= TASK DESCRIPTION =
State the count of lines below in which the word "left" appears, and add nothing.

Top of DATA TO USE

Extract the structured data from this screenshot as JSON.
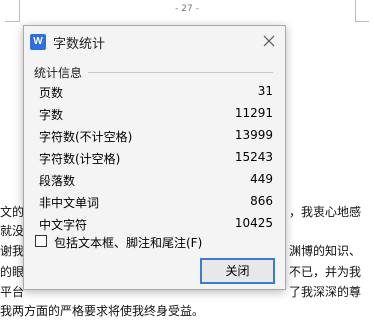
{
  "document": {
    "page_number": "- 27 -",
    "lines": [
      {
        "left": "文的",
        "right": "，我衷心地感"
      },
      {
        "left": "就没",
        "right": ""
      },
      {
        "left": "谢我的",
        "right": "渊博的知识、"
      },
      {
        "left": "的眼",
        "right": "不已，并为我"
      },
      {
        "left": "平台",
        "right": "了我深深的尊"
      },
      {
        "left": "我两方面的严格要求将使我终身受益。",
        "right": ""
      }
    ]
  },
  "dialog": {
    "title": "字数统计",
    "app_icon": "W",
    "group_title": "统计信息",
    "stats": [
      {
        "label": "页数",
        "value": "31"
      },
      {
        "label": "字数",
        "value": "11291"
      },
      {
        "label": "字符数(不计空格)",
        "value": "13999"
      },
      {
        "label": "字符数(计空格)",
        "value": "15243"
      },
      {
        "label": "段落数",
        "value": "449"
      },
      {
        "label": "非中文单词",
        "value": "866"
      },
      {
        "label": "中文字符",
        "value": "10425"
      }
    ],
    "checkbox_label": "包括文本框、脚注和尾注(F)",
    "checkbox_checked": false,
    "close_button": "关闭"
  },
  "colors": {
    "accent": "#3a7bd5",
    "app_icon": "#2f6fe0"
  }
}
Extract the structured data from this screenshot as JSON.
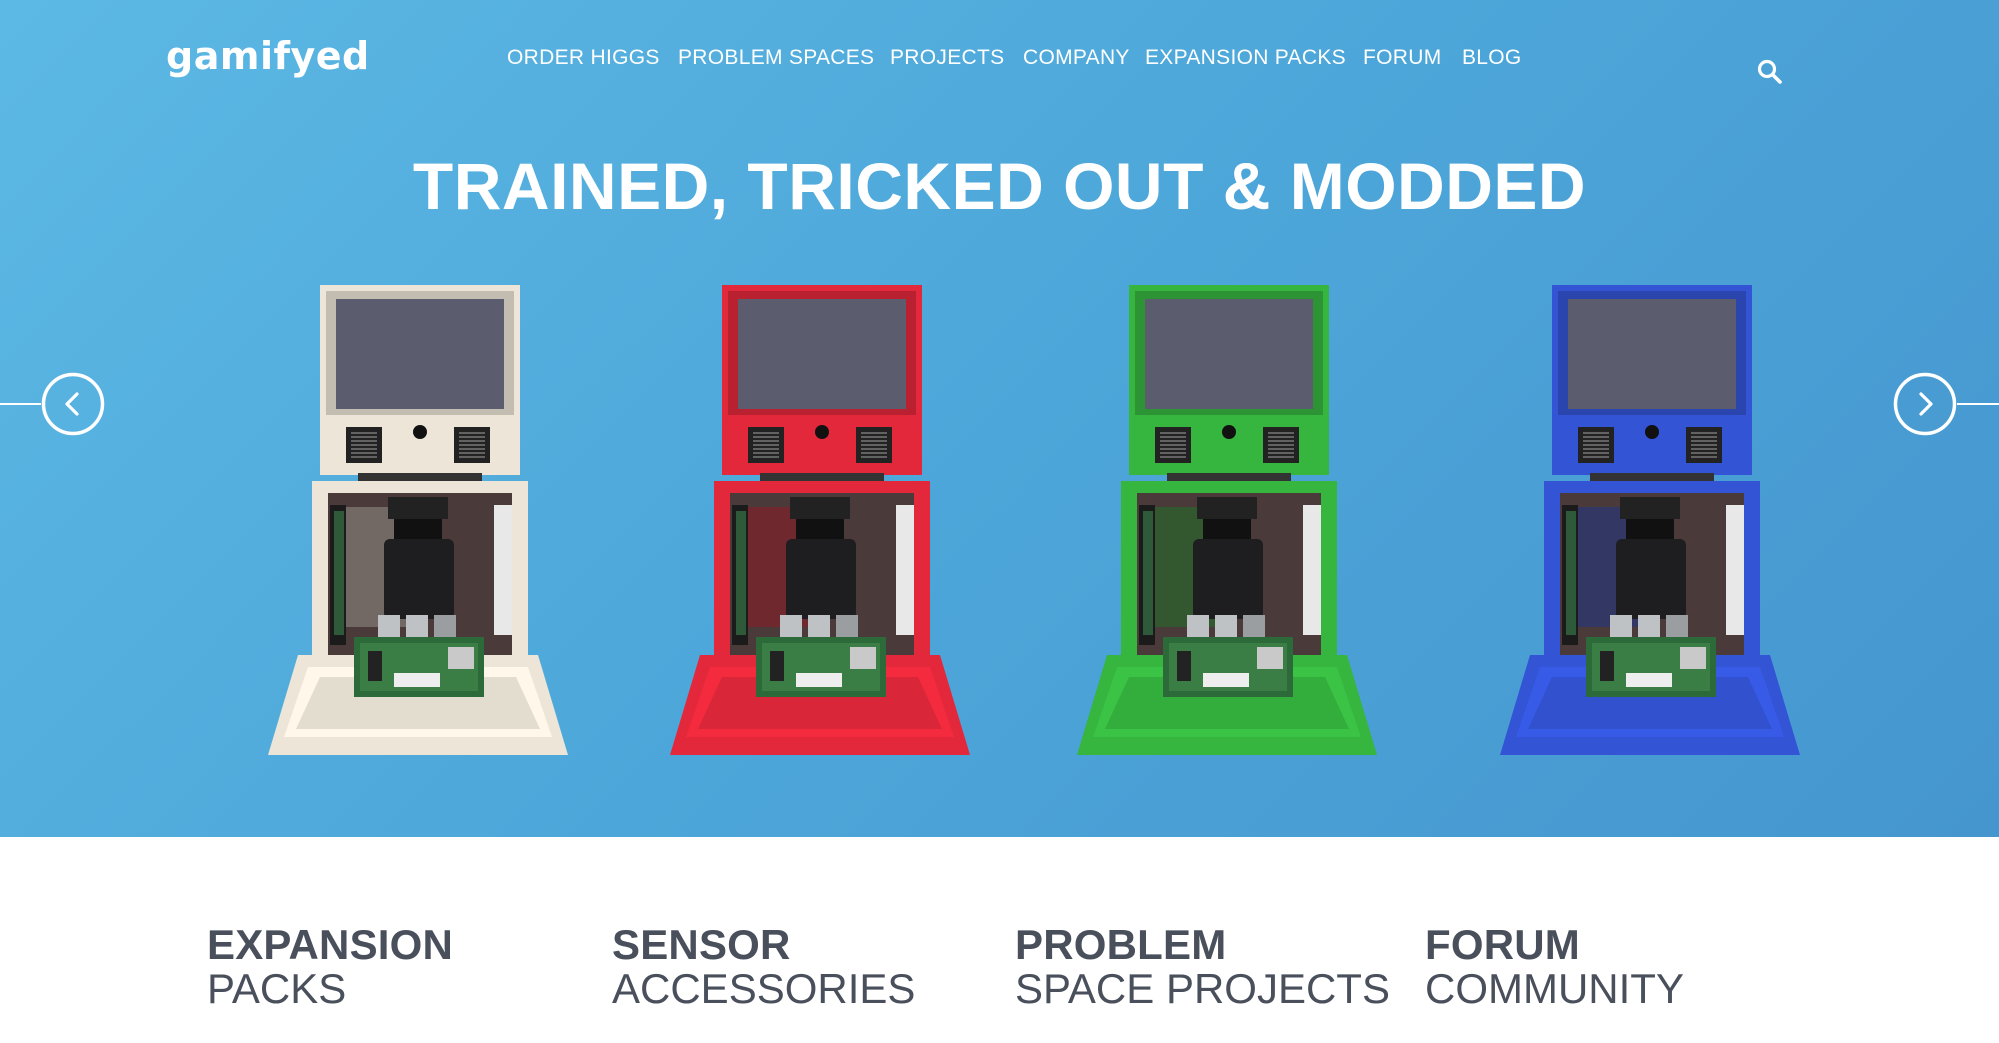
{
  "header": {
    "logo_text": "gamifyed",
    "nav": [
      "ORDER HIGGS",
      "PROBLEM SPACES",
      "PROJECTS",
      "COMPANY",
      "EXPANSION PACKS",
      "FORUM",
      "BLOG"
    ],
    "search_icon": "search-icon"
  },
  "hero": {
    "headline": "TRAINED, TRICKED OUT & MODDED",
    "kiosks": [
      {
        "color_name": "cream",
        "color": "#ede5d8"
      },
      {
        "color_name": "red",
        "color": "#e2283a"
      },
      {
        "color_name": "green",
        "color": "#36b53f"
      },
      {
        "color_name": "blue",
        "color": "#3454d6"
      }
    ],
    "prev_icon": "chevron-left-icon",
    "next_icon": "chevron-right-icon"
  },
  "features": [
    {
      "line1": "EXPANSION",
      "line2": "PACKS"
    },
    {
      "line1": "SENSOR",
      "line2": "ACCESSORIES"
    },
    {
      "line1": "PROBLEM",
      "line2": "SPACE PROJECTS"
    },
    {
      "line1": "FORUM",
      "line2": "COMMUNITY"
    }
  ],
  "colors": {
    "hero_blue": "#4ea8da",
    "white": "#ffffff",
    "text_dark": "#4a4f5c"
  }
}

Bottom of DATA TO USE

= TASK RESPONSE =
7